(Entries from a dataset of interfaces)
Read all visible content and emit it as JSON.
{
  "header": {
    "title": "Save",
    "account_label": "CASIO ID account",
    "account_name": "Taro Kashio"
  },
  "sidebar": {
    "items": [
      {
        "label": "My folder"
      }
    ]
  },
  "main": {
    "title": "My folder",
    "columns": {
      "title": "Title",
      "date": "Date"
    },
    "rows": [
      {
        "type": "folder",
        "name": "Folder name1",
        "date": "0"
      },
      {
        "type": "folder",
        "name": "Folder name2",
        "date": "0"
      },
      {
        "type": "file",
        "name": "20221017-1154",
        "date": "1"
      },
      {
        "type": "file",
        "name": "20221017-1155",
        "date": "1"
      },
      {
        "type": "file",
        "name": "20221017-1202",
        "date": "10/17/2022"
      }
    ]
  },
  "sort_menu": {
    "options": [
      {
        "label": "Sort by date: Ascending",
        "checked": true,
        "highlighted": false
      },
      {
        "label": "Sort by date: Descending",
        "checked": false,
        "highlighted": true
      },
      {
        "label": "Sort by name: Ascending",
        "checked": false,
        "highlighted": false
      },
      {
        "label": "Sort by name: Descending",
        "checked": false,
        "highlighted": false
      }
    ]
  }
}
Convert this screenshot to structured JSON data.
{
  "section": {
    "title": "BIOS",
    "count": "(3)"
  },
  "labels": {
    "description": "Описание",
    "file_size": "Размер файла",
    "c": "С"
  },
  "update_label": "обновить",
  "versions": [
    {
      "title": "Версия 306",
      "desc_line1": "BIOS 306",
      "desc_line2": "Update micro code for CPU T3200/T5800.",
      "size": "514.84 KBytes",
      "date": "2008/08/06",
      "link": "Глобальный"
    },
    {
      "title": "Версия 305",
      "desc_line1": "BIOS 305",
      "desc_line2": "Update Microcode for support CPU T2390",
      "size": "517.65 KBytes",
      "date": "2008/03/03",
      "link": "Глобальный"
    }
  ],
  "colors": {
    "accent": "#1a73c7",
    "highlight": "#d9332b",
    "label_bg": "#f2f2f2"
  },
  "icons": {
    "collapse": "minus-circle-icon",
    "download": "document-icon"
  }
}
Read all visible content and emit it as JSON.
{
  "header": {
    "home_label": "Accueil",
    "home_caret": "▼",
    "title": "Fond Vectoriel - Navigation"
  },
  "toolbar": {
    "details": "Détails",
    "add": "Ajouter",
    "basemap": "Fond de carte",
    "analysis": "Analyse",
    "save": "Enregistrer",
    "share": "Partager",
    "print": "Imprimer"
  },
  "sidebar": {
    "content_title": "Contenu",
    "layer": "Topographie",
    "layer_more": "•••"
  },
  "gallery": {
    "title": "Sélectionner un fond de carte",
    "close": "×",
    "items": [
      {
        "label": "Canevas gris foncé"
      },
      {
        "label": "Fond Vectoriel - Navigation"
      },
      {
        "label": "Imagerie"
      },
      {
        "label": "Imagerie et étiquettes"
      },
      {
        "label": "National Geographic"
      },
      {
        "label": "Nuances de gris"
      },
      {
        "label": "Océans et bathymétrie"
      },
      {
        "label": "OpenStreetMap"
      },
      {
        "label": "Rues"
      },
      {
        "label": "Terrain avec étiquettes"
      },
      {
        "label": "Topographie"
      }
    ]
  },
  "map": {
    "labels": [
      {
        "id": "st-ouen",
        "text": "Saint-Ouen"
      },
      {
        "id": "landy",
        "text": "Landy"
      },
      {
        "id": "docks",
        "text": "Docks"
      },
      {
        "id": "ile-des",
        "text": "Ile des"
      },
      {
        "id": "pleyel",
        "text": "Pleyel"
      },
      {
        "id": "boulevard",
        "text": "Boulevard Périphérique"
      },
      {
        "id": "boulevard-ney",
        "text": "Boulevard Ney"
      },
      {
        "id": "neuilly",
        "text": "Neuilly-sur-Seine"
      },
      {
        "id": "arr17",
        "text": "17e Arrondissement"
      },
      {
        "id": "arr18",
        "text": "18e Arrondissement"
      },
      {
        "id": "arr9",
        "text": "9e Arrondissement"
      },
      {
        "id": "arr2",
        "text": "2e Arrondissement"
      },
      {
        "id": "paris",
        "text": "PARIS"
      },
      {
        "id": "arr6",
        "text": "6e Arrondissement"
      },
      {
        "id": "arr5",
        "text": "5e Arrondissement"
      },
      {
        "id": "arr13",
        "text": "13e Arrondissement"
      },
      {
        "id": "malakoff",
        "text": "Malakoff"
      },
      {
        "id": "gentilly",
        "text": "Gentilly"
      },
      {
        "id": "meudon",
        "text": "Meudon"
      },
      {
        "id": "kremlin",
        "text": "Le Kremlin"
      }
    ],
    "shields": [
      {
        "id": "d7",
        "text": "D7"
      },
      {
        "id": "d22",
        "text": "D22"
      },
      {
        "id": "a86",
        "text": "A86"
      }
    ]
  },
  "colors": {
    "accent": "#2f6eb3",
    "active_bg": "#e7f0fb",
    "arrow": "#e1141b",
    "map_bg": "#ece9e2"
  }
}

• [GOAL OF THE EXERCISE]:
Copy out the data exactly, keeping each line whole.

• [FINISHED EXERCISE]:
Read all visible content and emit it as JSON.
{
  "header": {
    "title": "Save",
    "account_label": "CASIO ID account",
    "account_name": "Taro Kashio"
  },
  "sidebar": {
    "items": [
      {
        "label": "My folder"
      }
    ]
  },
  "main": {
    "title": "My folder",
    "columns": {
      "title": "Title",
      "date": "Date"
    },
    "rows": [
      {
        "type": "folder",
        "name": "Folder name1",
        "date": "0"
      },
      {
        "type": "folder",
        "name": "Folder name2",
        "date": "0"
      },
      {
        "type": "file",
        "name": "20221017-1154",
        "date": "1"
      },
      {
        "type": "file",
        "name": "20221017-1155",
        "date": "1"
      },
      {
        "type": "file",
        "name": "20221017-1202",
        "date": "10/17/2022"
      }
    ]
  },
  "sort_menu": {
    "options": [
      {
        "label": "Sort by date: Ascending",
        "checked": true,
        "highlighted": false
      },
      {
        "label": "Sort by date: Descending",
        "checked": false,
        "highlighted": true
      },
      {
        "label": "Sort by name: Ascending",
        "checked": false,
        "highlighted": false
      },
      {
        "label": "Sort by name: Descending",
        "checked": false,
        "highlighted": false
      }
    ]
  }
}
Convert this screenshot to structured JSON data.
{
  "section": {
    "title": "BIOS",
    "count": "(3)"
  },
  "labels": {
    "description": "Описание",
    "file_size": "Размер файла",
    "c": "С"
  },
  "update_label": "обновить",
  "versions": [
    {
      "title": "Версия 306",
      "desc_line1": "BIOS 306",
      "desc_line2": "Update micro code for CPU T3200/T5800.",
      "size": "514.84 KBytes",
      "date": "2008/08/06",
      "link": "Глобальный"
    },
    {
      "title": "Версия 305",
      "desc_line1": "BIOS 305",
      "desc_line2": "Update Microcode for support CPU T2390",
      "size": "517.65 KBytes",
      "date": "2008/03/03",
      "link": "Глобальный"
    }
  ],
  "colors": {
    "accent": "#1a73c7",
    "highlight": "#d9332b",
    "label_bg": "#f2f2f2"
  },
  "icons": {
    "collapse": "minus-circle-icon",
    "download": "document-icon"
  }
}
Read all visible content and emit it as JSON.
{
  "header": {
    "home_label": "Accueil",
    "home_caret": "▼",
    "title": "Fond Vectoriel - Navigation"
  },
  "toolbar": {
    "details": "Détails",
    "add": "Ajouter",
    "basemap": "Fond de carte",
    "analysis": "Analyse",
    "save": "Enregistrer",
    "share": "Partager",
    "print": "Imprimer"
  },
  "sidebar": {
    "content_title": "Contenu",
    "layer": "Topographie",
    "layer_more": "•••"
  },
  "gallery": {
    "title": "Sélectionner un fond de carte",
    "close": "×",
    "items": [
      {
        "label": "Canevas gris foncé"
      },
      {
        "label": "Fond Vectoriel - Navigation"
      },
      {
        "label": "Imagerie"
      },
      {
        "label": "Imagerie et étiquettes"
      },
      {
        "label": "National Geographic"
      },
      {
        "label": "Nuances de gris"
      },
      {
        "label": "Océans et bathymétrie"
      },
      {
        "label": "OpenStreetMap"
      },
      {
        "label": "Rues"
      },
      {
        "label": "Terrain avec étiquettes"
      },
      {
        "label": "Topographie"
      }
    ]
  },
  "map": {
    "labels": [
      {
        "id": "st-ouen",
        "text": "Saint-Ouen"
      },
      {
        "id": "landy",
        "text": "Landy"
      },
      {
        "id": "docks",
        "text": "Docks"
      },
      {
        "id": "ile-des",
        "text": "Ile des"
      },
      {
        "id": "pleyel",
        "text": "Pleyel"
      },
      {
        "id": "boulevard",
        "text": "Boulevard Périphérique"
      },
      {
        "id": "boulevard-ney",
        "text": "Boulevard Ney"
      },
      {
        "id": "neuilly",
        "text": "Neuilly-sur-Seine"
      },
      {
        "id": "arr17",
        "text": "17e Arrondissement"
      },
      {
        "id": "arr18",
        "text": "18e Arrondissement"
      },
      {
        "id": "arr9",
        "text": "9e Arrondissement"
      },
      {
        "id": "arr2",
        "text": "2e Arrondissement"
      },
      {
        "id": "paris",
        "text": "PARIS"
      },
      {
        "id": "arr6",
        "text": "6e Arrondissement"
      },
      {
        "id": "arr5",
        "text": "5e Arrondissement"
      },
      {
        "id": "arr13",
        "text": "13e Arrondissement"
      },
      {
        "id": "malakoff",
        "text": "Malakoff"
      },
      {
        "id": "gentilly",
        "text": "Gentilly"
      },
      {
        "id": "meudon",
        "text": "Meudon"
      },
      {
        "id": "kremlin",
        "text": "Le Kremlin"
      }
    ],
    "shields": [
      {
        "id": "d7",
        "text": "D7"
      },
      {
        "id": "d22",
        "text": "D22"
      },
      {
        "id": "a86",
        "text": "A86"
      }
    ]
  },
  "colors": {
    "accent": "#2f6eb3",
    "active_bg": "#e7f0fb",
    "arrow": "#e1141b",
    "map_bg": "#ece9e2"
  }
}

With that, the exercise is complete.